[Source records]

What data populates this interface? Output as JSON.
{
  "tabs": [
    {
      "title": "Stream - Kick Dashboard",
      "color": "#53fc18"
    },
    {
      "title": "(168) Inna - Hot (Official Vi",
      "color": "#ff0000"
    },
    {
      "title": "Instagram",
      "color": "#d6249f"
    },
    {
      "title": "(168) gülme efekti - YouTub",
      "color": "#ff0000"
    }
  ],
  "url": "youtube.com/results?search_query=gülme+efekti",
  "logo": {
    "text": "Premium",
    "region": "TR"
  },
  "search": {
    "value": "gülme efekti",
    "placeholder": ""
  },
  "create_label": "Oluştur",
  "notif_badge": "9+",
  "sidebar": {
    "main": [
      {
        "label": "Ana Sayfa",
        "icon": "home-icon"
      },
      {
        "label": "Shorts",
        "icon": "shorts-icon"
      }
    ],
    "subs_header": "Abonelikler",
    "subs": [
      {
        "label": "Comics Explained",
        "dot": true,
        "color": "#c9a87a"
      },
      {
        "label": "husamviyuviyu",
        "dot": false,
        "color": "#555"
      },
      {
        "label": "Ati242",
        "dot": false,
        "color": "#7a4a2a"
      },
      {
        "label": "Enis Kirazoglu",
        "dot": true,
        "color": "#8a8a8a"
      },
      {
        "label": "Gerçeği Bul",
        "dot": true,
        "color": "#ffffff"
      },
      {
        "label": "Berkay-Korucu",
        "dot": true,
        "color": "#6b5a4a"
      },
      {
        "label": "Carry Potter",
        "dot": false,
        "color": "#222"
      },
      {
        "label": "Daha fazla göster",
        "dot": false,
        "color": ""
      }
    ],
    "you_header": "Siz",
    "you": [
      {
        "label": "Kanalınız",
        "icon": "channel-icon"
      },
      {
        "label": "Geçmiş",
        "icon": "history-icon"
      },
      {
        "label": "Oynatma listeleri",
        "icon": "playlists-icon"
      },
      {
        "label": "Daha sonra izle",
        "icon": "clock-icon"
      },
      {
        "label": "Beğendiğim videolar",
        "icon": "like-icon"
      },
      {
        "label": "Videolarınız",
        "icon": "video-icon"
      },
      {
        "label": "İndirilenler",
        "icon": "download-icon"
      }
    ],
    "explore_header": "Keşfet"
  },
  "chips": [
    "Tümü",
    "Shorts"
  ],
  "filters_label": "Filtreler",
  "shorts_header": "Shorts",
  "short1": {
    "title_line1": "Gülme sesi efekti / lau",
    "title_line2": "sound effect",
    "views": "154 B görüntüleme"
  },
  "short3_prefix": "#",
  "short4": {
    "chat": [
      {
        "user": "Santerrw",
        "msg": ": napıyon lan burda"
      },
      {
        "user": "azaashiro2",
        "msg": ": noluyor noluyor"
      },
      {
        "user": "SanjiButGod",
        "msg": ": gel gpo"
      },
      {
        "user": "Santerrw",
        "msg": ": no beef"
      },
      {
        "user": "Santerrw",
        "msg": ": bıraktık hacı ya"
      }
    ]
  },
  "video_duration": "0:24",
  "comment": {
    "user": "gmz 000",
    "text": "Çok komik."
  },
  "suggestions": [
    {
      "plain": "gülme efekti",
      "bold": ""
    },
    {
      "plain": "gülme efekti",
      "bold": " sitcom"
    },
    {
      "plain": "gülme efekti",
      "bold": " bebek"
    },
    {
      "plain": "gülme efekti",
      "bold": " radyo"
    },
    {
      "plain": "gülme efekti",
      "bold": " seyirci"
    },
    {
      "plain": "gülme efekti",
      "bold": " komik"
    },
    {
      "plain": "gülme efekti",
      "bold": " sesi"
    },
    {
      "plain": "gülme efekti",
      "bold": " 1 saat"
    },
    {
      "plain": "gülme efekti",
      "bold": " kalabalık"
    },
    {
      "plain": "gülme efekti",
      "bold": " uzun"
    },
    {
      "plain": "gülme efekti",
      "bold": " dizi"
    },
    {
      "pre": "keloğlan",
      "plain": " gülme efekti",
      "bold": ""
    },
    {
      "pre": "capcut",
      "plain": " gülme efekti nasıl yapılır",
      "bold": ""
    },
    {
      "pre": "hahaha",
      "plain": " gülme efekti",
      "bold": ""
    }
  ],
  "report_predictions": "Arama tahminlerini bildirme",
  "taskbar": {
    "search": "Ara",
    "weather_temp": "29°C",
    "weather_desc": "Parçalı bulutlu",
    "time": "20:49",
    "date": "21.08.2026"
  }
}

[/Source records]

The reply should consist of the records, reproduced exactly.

Solution —
What data populates this interface? Output as JSON.
{
  "tabs": [
    {
      "title": "Stream - Kick Dashboard",
      "color": "#53fc18"
    },
    {
      "title": "(168) Inna - Hot (Official Vi",
      "color": "#ff0000"
    },
    {
      "title": "Instagram",
      "color": "#d6249f"
    },
    {
      "title": "(168) gülme efekti - YouTub",
      "color": "#ff0000"
    }
  ],
  "url": "youtube.com/results?search_query=gülme+efekti",
  "logo": {
    "text": "Premium",
    "region": "TR"
  },
  "search": {
    "value": "gülme efekti",
    "placeholder": ""
  },
  "create_label": "Oluştur",
  "notif_badge": "9+",
  "sidebar": {
    "main": [
      {
        "label": "Ana Sayfa",
        "icon": "home-icon"
      },
      {
        "label": "Shorts",
        "icon": "shorts-icon"
      }
    ],
    "subs_header": "Abonelikler",
    "subs": [
      {
        "label": "Comics Explained",
        "dot": true,
        "color": "#c9a87a"
      },
      {
        "label": "husamviyuviyu",
        "dot": false,
        "color": "#555"
      },
      {
        "label": "Ati242",
        "dot": false,
        "color": "#7a4a2a"
      },
      {
        "label": "Enis Kirazoglu",
        "dot": true,
        "color": "#8a8a8a"
      },
      {
        "label": "Gerçeği Bul",
        "dot": true,
        "color": "#ffffff"
      },
      {
        "label": "Berkay-Korucu",
        "dot": true,
        "color": "#6b5a4a"
      },
      {
        "label": "Carry Potter",
        "dot": false,
        "color": "#222"
      },
      {
        "label": "Daha fazla göster",
        "dot": false,
        "color": ""
      }
    ],
    "you_header": "Siz",
    "you": [
      {
        "label": "Kanalınız",
        "icon": "channel-icon"
      },
      {
        "label": "Geçmiş",
        "icon": "history-icon"
      },
      {
        "label": "Oynatma listeleri",
        "icon": "playlists-icon"
      },
      {
        "label": "Daha sonra izle",
        "icon": "clock-icon"
      },
      {
        "label": "Beğendiğim videolar",
        "icon": "like-icon"
      },
      {
        "label": "Videolarınız",
        "icon": "video-icon"
      },
      {
        "label": "İndirilenler",
        "icon": "download-icon"
      }
    ],
    "explore_header": "Keşfet"
  },
  "chips": [
    "Tümü",
    "Shorts"
  ],
  "filters_label": "Filtreler",
  "shorts_header": "Shorts",
  "short1": {
    "title_line1": "Gülme sesi efekti / lau",
    "title_line2": "sound effect",
    "views": "154 B görüntüleme"
  },
  "short3_prefix": "#",
  "short4": {
    "chat": [
      {
        "user": "Santerrw",
        "msg": ": napıyon lan burda"
      },
      {
        "user": "azaashiro2",
        "msg": ": noluyor noluyor"
      },
      {
        "user": "SanjiButGod",
        "msg": ": gel gpo"
      },
      {
        "user": "Santerrw",
        "msg": ": no beef"
      },
      {
        "user": "Santerrw",
        "msg": ": bıraktık hacı ya"
      }
    ]
  },
  "video_duration": "0:24",
  "comment": {
    "user": "gmz 000",
    "text": "Çok komik."
  },
  "suggestions": [
    {
      "plain": "gülme efekti",
      "bold": ""
    },
    {
      "plain": "gülme efekti",
      "bold": " sitcom"
    },
    {
      "plain": "gülme efekti",
      "bold": " bebek"
    },
    {
      "plain": "gülme efekti",
      "bold": " radyo"
    },
    {
      "plain": "gülme efekti",
      "bold": " seyirci"
    },
    {
      "plain": "gülme efekti",
      "bold": " komik"
    },
    {
      "plain": "gülme efekti",
      "bold": " sesi"
    },
    {
      "plain": "gülme efekti",
      "bold": " 1 saat"
    },
    {
      "plain": "gülme efekti",
      "bold": " kalabalık"
    },
    {
      "plain": "gülme efekti",
      "bold": " uzun"
    },
    {
      "plain": "gülme efekti",
      "bold": " dizi"
    },
    {
      "pre": "keloğlan",
      "plain": " gülme efekti",
      "bold": ""
    },
    {
      "pre": "capcut",
      "plain": " gülme efekti nasıl yapılır",
      "bold": ""
    },
    {
      "pre": "hahaha",
      "plain": " gülme efekti",
      "bold": ""
    }
  ],
  "report_predictions": "Arama tahminlerini bildirme",
  "taskbar": {
    "search": "Ara",
    "weather_temp": "29°C",
    "weather_desc": "Parçalı bulutlu",
    "time": "20:49",
    "date": "21.08.2026"
  }
}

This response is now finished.